The European Commission has released new data on the number and origin of carbon offsets used in 2013 by companies in the EU Emissions Trading Scheme (ETS).
Despite new eligibility criteria that took effect in 2013 which should incentivise investments in Least Developed Countries (LDCs), the majority of offsets come from projects in China, Ukraine and Russia. Only 0.04% of offsets used came from LDCs.
From the 1st January 2013 only international offsets originating from LDCs were eligible to enter the EU ETS. However, this restriction is not foolproof because it does not exclude projects from richer countries if they were registered before 2013.
Eva Filzmoser, Director of Carbon Market Watch commented “This latest data shows that European companies are still subsidising Russian and Ukrainian offsetting projects, instead of investing in Least Developed Countries or spurring European action. ”
Last week aggregate offset data released by the European Commission excluded the specific origin of these offsets.

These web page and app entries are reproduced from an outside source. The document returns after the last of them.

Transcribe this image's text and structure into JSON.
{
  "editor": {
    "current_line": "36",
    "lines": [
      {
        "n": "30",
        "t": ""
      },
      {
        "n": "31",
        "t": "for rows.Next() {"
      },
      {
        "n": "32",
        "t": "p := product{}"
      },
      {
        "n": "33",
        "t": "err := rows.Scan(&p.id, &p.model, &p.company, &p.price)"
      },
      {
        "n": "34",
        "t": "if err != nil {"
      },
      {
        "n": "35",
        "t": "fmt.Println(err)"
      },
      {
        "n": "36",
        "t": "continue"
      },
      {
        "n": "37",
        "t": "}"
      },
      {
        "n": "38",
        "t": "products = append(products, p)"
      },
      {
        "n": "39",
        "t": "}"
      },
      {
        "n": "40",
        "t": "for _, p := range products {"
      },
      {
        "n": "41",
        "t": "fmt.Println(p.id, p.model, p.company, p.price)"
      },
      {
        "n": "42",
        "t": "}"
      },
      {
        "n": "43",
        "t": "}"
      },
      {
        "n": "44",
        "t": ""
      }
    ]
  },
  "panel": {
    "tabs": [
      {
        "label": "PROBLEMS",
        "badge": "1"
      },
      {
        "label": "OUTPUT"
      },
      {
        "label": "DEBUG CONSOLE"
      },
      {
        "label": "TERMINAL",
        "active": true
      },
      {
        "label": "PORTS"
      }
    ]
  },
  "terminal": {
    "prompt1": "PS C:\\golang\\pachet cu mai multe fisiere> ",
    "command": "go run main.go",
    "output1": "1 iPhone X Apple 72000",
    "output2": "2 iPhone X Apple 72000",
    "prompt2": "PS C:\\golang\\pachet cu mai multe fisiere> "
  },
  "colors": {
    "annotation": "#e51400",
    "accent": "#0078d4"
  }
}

This latest data reveals where the offsets came from, but unfortunately falls short on information at the installation level so it is impossible to see which company bought what.
“In the absence of clear rules for companies to stay away from dubious projects that are tainted by human right abuses, we need transparency in order to hold companies accountable for their investment decisions. “ says Eva Filzmoser.
In 2013, only 0.04% of the 133 million offsets that entered the EU ETS are from poor countries, even though new offsets should only come from poor countries. Almost 90% of the offsets (CERs and ERUs) came from just three countries: China, Ukraine and Russia.
“Business-as-usual projects from China, Ukraine and Russia constitute the majority of international credits used. The lack of emission reductions that these offsets represent further undermines the EU’s carbon market that is already suffering from credibility issues. With around 1.2 billion offsets already having entered the EU ETS, the only way to preserve the environmental integrity of the scheme is to permanently retire carbon credits.” Femke de Jong, Policy Officer of Carbon Market Watch.”